Please copy out all lines of the entries that contain the word "JSON".

◆ **DATA FOR THIS TASK**:
- Opening Delimiter -

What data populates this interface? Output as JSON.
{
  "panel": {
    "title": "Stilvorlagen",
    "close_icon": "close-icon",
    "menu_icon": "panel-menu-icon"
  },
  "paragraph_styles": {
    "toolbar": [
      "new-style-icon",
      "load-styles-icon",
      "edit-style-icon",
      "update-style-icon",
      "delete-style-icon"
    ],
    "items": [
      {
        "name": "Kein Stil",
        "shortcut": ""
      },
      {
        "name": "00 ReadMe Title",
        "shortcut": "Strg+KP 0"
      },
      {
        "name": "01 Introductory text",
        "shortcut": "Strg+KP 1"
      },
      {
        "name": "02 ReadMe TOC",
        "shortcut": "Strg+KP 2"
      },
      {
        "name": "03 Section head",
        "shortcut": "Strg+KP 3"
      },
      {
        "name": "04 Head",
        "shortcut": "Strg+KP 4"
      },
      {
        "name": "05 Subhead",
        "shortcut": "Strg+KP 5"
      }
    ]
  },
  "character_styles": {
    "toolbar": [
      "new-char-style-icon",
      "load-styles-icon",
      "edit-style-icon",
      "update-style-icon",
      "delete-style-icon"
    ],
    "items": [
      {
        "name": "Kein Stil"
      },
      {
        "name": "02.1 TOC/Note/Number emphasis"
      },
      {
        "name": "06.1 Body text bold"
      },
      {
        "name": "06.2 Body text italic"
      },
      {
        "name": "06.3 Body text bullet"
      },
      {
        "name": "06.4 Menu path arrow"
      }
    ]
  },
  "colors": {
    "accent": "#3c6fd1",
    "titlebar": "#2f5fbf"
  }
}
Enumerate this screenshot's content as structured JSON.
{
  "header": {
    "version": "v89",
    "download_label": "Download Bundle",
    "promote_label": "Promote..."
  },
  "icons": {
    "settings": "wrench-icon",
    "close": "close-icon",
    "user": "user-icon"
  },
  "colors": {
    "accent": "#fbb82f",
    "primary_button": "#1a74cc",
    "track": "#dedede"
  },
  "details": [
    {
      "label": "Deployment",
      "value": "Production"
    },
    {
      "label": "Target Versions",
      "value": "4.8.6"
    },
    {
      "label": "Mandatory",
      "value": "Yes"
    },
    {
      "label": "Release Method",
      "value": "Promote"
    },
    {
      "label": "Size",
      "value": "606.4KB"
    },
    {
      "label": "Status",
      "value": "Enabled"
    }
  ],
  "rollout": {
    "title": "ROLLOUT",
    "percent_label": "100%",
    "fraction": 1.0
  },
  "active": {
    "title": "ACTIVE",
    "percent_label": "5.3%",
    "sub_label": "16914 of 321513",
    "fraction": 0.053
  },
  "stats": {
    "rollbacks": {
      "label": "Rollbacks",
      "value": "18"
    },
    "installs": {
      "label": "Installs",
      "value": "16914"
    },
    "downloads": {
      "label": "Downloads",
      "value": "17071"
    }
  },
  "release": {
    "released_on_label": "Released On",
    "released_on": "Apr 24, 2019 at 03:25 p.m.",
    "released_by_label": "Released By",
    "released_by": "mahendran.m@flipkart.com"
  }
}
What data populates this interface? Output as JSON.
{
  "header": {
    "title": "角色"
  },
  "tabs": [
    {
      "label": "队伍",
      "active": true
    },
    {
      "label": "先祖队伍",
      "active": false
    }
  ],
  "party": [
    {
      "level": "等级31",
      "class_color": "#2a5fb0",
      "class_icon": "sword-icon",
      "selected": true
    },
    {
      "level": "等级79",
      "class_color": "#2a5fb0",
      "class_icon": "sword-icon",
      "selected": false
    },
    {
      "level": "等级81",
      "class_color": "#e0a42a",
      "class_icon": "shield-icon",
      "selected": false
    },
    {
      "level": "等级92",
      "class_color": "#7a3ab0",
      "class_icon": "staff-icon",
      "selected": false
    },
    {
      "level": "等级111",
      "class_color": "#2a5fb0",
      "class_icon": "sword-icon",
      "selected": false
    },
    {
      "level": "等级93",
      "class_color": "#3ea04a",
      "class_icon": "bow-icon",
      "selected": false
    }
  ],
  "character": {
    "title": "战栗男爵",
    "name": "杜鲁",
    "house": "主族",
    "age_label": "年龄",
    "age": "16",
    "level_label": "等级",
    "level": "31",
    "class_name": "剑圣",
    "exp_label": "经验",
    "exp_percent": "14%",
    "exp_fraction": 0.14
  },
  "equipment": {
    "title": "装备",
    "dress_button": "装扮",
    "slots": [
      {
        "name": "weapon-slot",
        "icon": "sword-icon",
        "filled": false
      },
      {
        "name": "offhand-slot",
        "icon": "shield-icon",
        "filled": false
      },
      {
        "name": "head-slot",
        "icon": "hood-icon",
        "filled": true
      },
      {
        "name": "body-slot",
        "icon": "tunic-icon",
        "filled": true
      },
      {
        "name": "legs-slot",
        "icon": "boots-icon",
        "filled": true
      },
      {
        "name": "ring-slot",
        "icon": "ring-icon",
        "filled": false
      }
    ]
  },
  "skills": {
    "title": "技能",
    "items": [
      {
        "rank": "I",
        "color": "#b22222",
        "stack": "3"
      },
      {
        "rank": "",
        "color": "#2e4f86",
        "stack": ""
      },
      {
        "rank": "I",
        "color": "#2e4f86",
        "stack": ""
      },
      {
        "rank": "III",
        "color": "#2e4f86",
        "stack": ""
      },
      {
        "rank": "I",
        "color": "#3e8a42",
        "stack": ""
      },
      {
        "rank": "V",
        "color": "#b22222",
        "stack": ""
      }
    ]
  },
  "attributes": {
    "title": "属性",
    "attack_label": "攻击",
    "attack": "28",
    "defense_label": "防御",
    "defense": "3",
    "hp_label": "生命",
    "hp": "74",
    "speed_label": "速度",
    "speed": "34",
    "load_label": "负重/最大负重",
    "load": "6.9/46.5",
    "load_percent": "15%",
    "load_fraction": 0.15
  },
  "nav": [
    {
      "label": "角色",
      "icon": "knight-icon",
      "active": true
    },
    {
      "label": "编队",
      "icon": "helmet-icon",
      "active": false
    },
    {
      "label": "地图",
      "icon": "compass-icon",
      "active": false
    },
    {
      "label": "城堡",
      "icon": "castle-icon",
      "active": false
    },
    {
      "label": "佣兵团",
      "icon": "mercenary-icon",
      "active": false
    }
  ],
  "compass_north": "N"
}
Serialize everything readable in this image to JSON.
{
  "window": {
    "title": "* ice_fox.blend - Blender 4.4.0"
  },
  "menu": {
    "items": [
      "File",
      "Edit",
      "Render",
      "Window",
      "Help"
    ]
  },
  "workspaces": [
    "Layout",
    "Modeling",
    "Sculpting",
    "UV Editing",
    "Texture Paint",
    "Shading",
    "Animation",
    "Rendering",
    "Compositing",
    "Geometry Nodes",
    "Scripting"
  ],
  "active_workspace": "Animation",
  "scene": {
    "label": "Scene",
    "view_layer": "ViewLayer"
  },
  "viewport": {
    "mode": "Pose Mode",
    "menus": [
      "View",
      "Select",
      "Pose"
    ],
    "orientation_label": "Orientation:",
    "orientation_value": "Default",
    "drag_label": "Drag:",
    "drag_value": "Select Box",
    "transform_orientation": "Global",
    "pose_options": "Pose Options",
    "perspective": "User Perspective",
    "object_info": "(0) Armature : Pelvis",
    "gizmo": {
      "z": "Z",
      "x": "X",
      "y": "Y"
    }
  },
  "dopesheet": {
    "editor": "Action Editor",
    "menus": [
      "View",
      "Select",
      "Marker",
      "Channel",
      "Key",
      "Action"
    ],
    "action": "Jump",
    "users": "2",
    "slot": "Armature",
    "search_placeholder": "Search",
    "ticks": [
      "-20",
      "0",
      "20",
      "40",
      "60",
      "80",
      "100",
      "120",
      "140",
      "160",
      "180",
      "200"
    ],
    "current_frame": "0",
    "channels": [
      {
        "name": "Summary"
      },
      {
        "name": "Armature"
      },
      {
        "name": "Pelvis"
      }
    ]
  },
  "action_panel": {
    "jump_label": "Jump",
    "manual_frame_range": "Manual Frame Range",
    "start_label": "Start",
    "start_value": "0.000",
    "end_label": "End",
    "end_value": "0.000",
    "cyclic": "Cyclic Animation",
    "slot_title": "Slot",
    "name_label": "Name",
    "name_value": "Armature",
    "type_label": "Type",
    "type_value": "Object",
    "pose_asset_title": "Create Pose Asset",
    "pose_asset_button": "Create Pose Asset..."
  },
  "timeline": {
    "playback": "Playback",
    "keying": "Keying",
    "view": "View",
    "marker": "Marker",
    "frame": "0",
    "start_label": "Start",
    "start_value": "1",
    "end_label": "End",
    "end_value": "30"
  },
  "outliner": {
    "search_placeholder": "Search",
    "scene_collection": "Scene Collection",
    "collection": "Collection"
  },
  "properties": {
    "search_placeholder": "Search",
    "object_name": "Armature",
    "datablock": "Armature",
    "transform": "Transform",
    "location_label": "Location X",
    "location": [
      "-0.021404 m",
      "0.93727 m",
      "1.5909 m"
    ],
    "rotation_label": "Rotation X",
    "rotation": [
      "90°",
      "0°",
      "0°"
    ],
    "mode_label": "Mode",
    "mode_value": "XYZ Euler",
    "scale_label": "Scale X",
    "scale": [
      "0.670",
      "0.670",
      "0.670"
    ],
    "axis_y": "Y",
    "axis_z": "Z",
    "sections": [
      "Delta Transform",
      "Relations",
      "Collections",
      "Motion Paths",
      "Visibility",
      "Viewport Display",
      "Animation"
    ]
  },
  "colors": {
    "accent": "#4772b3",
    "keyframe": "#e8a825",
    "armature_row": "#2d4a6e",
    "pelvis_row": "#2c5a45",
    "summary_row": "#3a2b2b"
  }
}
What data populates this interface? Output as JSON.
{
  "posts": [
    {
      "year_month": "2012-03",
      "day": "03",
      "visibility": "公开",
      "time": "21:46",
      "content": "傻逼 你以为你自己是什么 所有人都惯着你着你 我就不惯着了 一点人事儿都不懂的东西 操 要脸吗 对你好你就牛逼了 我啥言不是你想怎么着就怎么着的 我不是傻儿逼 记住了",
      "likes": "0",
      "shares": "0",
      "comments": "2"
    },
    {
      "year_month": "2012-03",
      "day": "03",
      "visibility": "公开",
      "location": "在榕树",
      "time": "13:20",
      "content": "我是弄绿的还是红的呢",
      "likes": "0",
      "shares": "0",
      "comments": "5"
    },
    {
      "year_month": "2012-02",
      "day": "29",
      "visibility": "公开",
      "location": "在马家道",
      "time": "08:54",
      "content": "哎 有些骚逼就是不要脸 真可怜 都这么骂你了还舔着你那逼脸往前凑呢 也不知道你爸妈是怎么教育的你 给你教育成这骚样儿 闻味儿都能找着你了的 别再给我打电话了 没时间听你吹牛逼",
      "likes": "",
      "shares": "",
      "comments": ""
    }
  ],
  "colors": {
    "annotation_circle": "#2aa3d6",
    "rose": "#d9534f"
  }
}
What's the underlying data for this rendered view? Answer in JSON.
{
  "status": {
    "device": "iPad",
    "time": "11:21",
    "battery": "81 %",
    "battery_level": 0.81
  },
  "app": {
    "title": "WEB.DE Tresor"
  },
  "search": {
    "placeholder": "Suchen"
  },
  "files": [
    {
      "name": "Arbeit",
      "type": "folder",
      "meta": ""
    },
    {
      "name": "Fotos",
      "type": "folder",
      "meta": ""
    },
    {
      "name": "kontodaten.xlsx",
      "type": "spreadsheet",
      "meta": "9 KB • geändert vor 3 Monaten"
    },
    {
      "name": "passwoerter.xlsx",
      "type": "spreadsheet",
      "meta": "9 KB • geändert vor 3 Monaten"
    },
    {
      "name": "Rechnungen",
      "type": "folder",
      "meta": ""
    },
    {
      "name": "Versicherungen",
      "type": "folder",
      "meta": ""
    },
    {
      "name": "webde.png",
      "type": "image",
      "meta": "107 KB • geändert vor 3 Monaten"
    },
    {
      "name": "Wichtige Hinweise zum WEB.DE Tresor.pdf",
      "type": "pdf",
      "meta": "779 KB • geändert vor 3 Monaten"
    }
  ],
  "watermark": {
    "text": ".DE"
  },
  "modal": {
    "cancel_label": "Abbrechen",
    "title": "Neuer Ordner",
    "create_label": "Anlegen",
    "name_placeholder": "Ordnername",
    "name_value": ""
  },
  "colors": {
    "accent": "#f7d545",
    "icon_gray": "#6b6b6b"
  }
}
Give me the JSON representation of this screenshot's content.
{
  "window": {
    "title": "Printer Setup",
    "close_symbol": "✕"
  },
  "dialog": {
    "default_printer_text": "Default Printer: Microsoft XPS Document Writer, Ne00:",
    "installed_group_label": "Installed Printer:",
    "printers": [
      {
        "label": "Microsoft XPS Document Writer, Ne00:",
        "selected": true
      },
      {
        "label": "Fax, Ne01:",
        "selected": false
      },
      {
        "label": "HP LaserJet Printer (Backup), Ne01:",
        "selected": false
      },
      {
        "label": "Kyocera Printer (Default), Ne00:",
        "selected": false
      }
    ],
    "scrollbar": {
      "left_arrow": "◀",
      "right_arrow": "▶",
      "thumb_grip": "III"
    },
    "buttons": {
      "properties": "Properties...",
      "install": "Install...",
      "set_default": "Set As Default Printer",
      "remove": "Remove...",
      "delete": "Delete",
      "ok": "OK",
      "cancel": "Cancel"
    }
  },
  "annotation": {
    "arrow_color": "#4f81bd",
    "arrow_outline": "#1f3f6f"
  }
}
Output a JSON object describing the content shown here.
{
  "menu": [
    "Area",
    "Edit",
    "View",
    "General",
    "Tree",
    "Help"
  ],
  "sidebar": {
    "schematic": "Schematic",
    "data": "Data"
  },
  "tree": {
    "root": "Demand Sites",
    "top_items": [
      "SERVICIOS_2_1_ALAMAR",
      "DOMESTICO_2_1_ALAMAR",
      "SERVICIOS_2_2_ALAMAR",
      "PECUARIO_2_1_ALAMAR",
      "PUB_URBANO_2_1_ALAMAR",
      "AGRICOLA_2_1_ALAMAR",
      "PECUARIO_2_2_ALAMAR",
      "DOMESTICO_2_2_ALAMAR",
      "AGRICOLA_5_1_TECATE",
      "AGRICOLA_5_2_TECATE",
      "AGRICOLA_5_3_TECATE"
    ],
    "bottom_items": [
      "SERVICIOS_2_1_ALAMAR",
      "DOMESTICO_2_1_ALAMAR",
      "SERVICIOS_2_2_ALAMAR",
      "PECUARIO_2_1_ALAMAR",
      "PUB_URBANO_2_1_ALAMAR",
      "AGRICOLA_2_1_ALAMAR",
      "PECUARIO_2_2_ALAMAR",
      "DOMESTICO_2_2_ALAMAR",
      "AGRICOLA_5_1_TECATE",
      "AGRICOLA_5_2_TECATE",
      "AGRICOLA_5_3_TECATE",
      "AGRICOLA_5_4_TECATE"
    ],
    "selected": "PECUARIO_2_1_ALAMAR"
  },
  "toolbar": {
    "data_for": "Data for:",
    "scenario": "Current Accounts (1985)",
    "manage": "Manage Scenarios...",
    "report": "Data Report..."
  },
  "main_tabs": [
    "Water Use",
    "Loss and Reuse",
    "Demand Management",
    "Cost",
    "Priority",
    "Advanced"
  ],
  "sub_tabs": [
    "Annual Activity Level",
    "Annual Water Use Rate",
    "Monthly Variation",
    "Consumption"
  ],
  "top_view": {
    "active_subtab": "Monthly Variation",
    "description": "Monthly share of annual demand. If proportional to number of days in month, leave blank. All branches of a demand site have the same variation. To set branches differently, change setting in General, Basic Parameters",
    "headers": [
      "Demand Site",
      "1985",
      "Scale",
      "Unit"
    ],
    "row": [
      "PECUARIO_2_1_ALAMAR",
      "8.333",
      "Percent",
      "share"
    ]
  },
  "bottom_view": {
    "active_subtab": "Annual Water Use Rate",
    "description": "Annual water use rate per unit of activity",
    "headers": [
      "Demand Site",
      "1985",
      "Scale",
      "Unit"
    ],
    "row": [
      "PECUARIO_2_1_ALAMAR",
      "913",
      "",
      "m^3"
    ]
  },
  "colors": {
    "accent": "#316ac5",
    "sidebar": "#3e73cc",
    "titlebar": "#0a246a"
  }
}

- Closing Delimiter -

◆ **EXERCISE RESULT**:
What data populates this interface? Output as JSON.
Enumerate this screenshot's content as structured JSON.
What data populates this interface? Output as JSON.
Serialize everything readable in this image to JSON.
What data populates this interface? Output as JSON.
What's the underlying data for this rendered view? Answer in JSON.
Give me the JSON representation of this screenshot's content.
Output a JSON object describing the content shown here.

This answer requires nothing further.